above: (see small red lines near center of image) Tesla Roadster. 18 Feb. 2018, 11:28 UT. The image above comes from the average of ten, 300-seconds exposures, remotely taken with the 16”-f/3.75 robotic unit (“Pearl”) of Tenagra Observatories in Arizona. The Tesla Roadster is marked with two red lines. At the imaging time, the car was about 3.5 millions of km from the Earth, that is 9 lunar distances. The object was at mag. 21.0. Image by Gianluca Masi (The Virtual Telescope Project) and Michael Schwartz (Tenagra Observatories, Ltd). From Virtual Telescope Project.

below: Zoomed in and cropped showing Roadster's image.

This excellent answer from @MikeG shows exactly how to find a list of observations for a minor planet. But I'd like to ask about a list of observations of an artificial object.

Currently the NASA JPL's Horizons site is also providing predicted trajectory of an unusual spacecraft which is referred to as Roadster. It is the cherry-red Tesla Roadster attached to a roughly 3.6 x 8 meter white rocket body in heliocentric orbit, and it has been tracked by many different observatories because of its unique circumstances. (some GIFs in this answer) Roadster's 4.6 minute rotational period was also recently reported.

Currently Horizons is reporting solution #7. They have been updating their solutions regularly as new observations are made and reported because as Roadster recedes from Earth it is rapidly dimming and will soon pass magnitude +20, so each new solution helps for the reacquisition of the object as it dims.

This trajectory is based on JPL solution #7, a fit to 269 ground-based optical astrometric measurements spanning 2018 Feb 8.2 to 13.4.

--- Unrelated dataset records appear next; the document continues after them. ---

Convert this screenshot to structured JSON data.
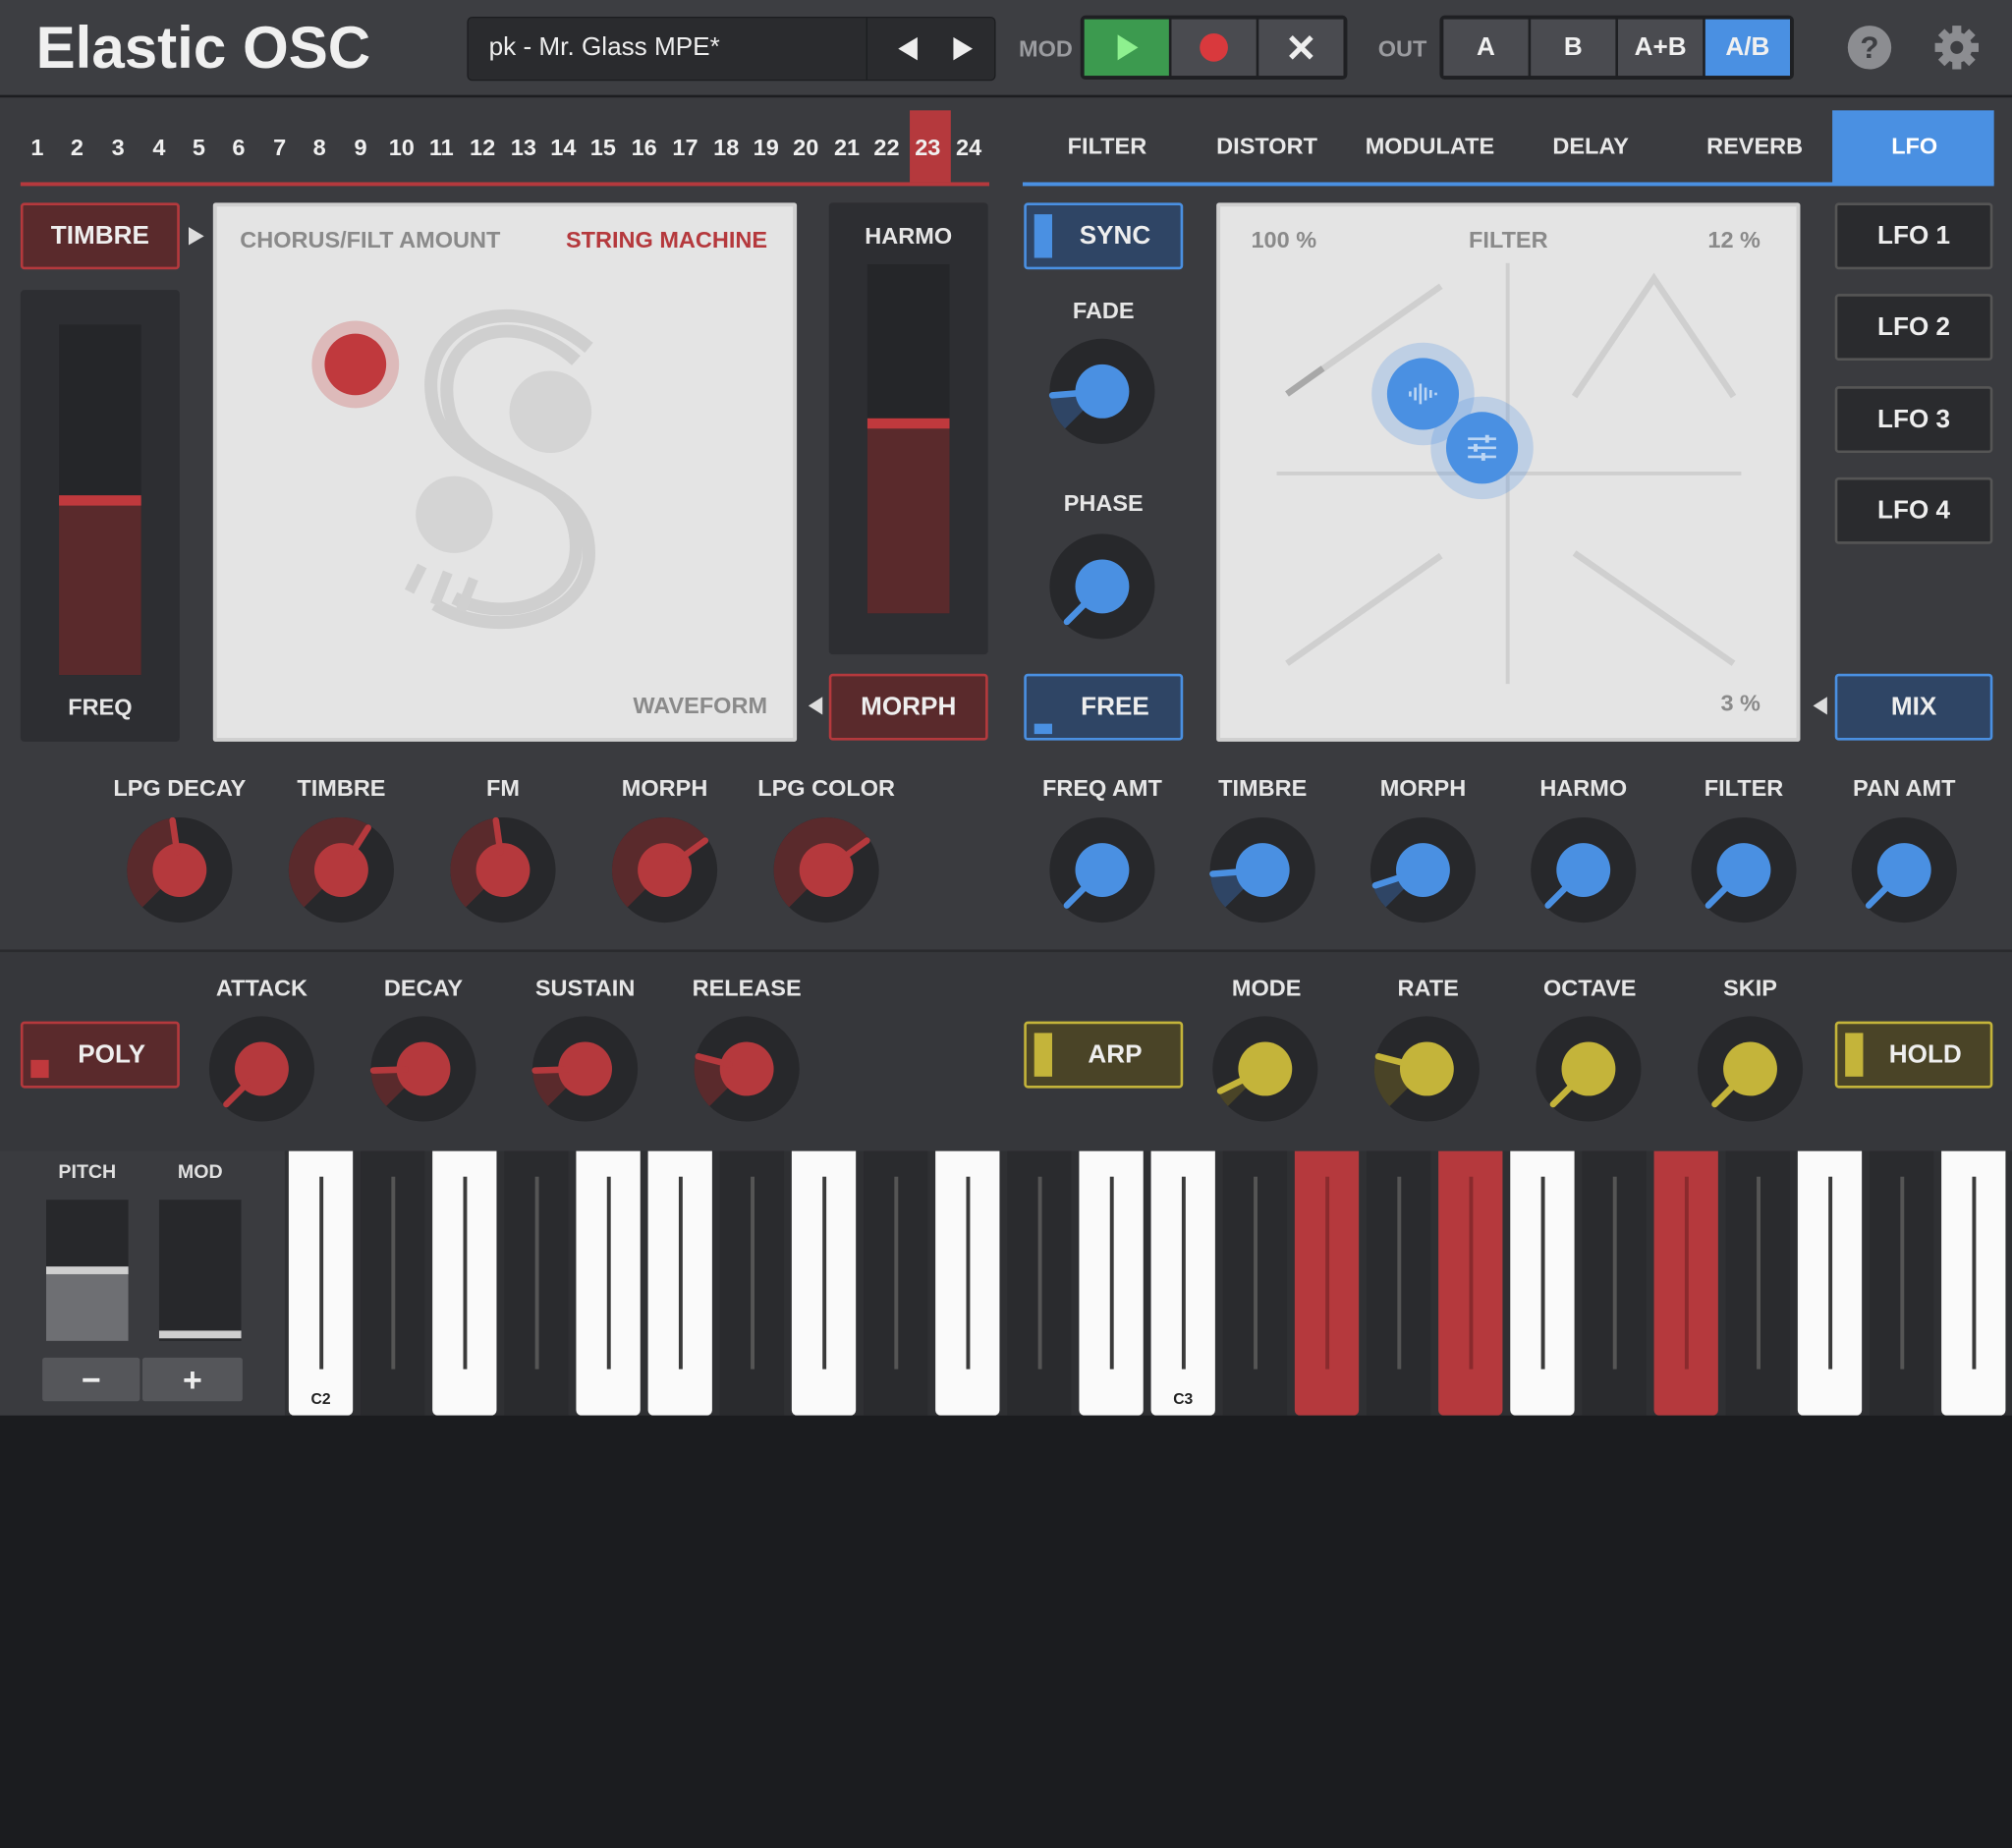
{
  "app": {
    "title": "Elastic OSC"
  },
  "preset": {
    "name": "pk - Mr. Glass MPE*"
  },
  "mod": {
    "label": "MOD"
  },
  "out": {
    "label": "OUT",
    "buttons": [
      "A",
      "B",
      "A+B",
      "A/B"
    ]
  },
  "channels": [
    "1",
    "2",
    "3",
    "4",
    "5",
    "6",
    "7",
    "8",
    "9",
    "10",
    "11",
    "12",
    "13",
    "14",
    "15",
    "16",
    "17",
    "18",
    "19",
    "20",
    "21",
    "22",
    "23",
    "24"
  ],
  "tabs": [
    "FILTER",
    "DISTORT",
    "MODULATE",
    "DELAY",
    "REVERB",
    "LFO"
  ],
  "osc": {
    "timbre_button": "TIMBRE",
    "freq_label": "FREQ",
    "xy_top_left": "CHORUS/FILT AMOUNT",
    "xy_top_right": "STRING MACHINE",
    "xy_bottom_right": "WAVEFORM",
    "harmo_label": "HARMO",
    "morph_button": "MORPH"
  },
  "osc_knobs": [
    "LPG DECAY",
    "TIMBRE",
    "FM",
    "MORPH",
    "LPG COLOR"
  ],
  "lfo": {
    "sync": "SYNC",
    "fade": "FADE",
    "phase": "PHASE",
    "free": "FREE",
    "xy_top_left": "100 %",
    "xy_top_center": "FILTER",
    "xy_top_right": "12 %",
    "xy_bottom_right": "3 %",
    "buttons": [
      "LFO 1",
      "LFO 2",
      "LFO 3",
      "LFO 4"
    ],
    "mix": "MIX"
  },
  "mod_knobs": [
    "FREQ AMT",
    "TIMBRE",
    "MORPH",
    "HARMO",
    "FILTER",
    "PAN AMT"
  ],
  "env": {
    "poly": "POLY",
    "knobs": [
      "ATTACK",
      "DECAY",
      "SUSTAIN",
      "RELEASE"
    ]
  },
  "arp": {
    "arp": "ARP",
    "knobs": [
      "MODE",
      "RATE",
      "OCTAVE",
      "SKIP"
    ],
    "hold": "HOLD"
  },
  "keyboard": {
    "pitch": "PITCH",
    "mod": "MOD",
    "minus": "−",
    "plus": "+",
    "c2": "C2",
    "c3": "C3"
  },
  "colors": {
    "red": "#b5393d",
    "blue": "#4a90e2",
    "yellow": "#c4b43a"
  }
}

Would these observations still be catalogued in an astronomical database of observations? Since it's not a natural minor planet, it seems the Minor Planet Center would not be hosting this information, but it seems it should still be made available to astronomers for identification purposes.

But where?

The header of the Horizons output includes this:

*******************************************************************************
Revised: Feb 13, 2018          Tesla Roadster (spacecraft)             -143205
(solution #7)



and this:

TRAJECTORY:
This trajectory is based on JPL solution #7, a fit to 269 ground-based
optical astrometric measurements spanning 2018 Feb 8.2 to 13.4.

Trajectory name                       Start (TDB)          Stop (TDB)
--------------------------------   -----------------   -----------------
tesla_s7                           2018-Feb-07 03:00   2048-Jan-01 00:00


The Minor Planet Center inconspicuously puts this under "Distant Artificial Satellites Observation." DASO Circulars 561-566 have observations of the roadster 2018-017A. It's also on the short list of artificial objects for which MPC can generate ephemerides.

• Jackpot! This is wonderful, exactly what I was looking for. Thanks for the speedy reply.
– uhoh
Feb 18 '18 at 1:24
• these guys would know phys.org/news/2018-02-tesla-shot-space-collide-earth.html Feb 18 '18 at 1:55
• @com.prehensible thanks for the link. Phys.org usually does an excellent job in their write-ups of current papers and preprints, and this is no exception.
– uhoh
Feb 18 '18 at 3:45
• Currently at 336 individual observations, 330 of which are now used in JPL solution #8.
– uhoh
Feb 21 '18 at 22:33
• I've found a mention of observations as late as 19-Mar-2018, but the last documented observation that the Circulars are showing is on 22-Feb-2018. Any idea why there is a disparity?
– uhoh
Aug 7 '18 at 9:17